Excerpted data:
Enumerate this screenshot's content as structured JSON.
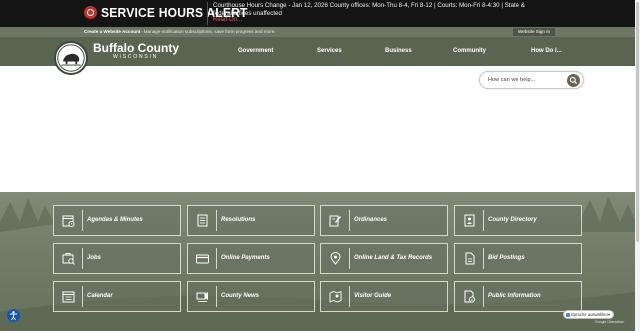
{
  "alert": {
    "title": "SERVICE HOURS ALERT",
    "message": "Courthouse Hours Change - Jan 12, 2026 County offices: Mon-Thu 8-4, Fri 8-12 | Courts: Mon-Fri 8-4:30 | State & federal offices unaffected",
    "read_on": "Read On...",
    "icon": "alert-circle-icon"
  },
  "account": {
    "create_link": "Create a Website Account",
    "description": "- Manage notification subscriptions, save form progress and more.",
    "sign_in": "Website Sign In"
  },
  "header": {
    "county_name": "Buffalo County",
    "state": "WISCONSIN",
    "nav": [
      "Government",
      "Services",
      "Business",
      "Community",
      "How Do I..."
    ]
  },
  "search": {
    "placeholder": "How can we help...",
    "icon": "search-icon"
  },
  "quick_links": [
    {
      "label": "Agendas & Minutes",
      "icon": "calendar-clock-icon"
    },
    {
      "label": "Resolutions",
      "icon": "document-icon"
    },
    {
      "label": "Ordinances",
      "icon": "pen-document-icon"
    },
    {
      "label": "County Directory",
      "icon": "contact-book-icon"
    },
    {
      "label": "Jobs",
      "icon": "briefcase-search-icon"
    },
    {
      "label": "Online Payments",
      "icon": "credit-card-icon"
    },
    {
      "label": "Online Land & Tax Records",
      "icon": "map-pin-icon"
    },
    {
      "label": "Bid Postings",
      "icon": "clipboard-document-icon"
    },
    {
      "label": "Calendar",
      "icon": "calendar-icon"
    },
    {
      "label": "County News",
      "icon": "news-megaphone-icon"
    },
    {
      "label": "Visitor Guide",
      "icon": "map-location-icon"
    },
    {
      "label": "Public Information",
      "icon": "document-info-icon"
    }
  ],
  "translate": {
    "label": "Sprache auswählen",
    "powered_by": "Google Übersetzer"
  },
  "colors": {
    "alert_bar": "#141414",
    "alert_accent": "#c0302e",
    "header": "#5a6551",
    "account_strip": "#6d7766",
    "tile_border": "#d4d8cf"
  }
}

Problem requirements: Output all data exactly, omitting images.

Output for this task:
Enumerate this screenshot's content as structured JSON.
{
  "alert": {
    "title": "SERVICE HOURS ALERT",
    "message": "Courthouse Hours Change - Jan 12, 2026 County offices: Mon-Thu 8-4, Fri 8-12 | Courts: Mon-Fri 8-4:30 | State & federal offices unaffected",
    "read_on": "Read On...",
    "icon": "alert-circle-icon"
  },
  "account": {
    "create_link": "Create a Website Account",
    "description": "- Manage notification subscriptions, save form progress and more.",
    "sign_in": "Website Sign In"
  },
  "header": {
    "county_name": "Buffalo County",
    "state": "WISCONSIN",
    "nav": [
      "Government",
      "Services",
      "Business",
      "Community",
      "How Do I..."
    ]
  },
  "search": {
    "placeholder": "How can we help...",
    "icon": "search-icon"
  },
  "quick_links": [
    {
      "label": "Agendas & Minutes",
      "icon": "calendar-clock-icon"
    },
    {
      "label": "Resolutions",
      "icon": "document-icon"
    },
    {
      "label": "Ordinances",
      "icon": "pen-document-icon"
    },
    {
      "label": "County Directory",
      "icon": "contact-book-icon"
    },
    {
      "label": "Jobs",
      "icon": "briefcase-search-icon"
    },
    {
      "label": "Online Payments",
      "icon": "credit-card-icon"
    },
    {
      "label": "Online Land & Tax Records",
      "icon": "map-pin-icon"
    },
    {
      "label": "Bid Postings",
      "icon": "clipboard-document-icon"
    },
    {
      "label": "Calendar",
      "icon": "calendar-icon"
    },
    {
      "label": "County News",
      "icon": "news-megaphone-icon"
    },
    {
      "label": "Visitor Guide",
      "icon": "map-location-icon"
    },
    {
      "label": "Public Information",
      "icon": "document-info-icon"
    }
  ],
  "translate": {
    "label": "Sprache auswählen",
    "powered_by": "Google Übersetzer"
  },
  "colors": {
    "alert_bar": "#141414",
    "alert_accent": "#c0302e",
    "header": "#5a6551",
    "account_strip": "#6d7766",
    "tile_border": "#d4d8cf"
  }
}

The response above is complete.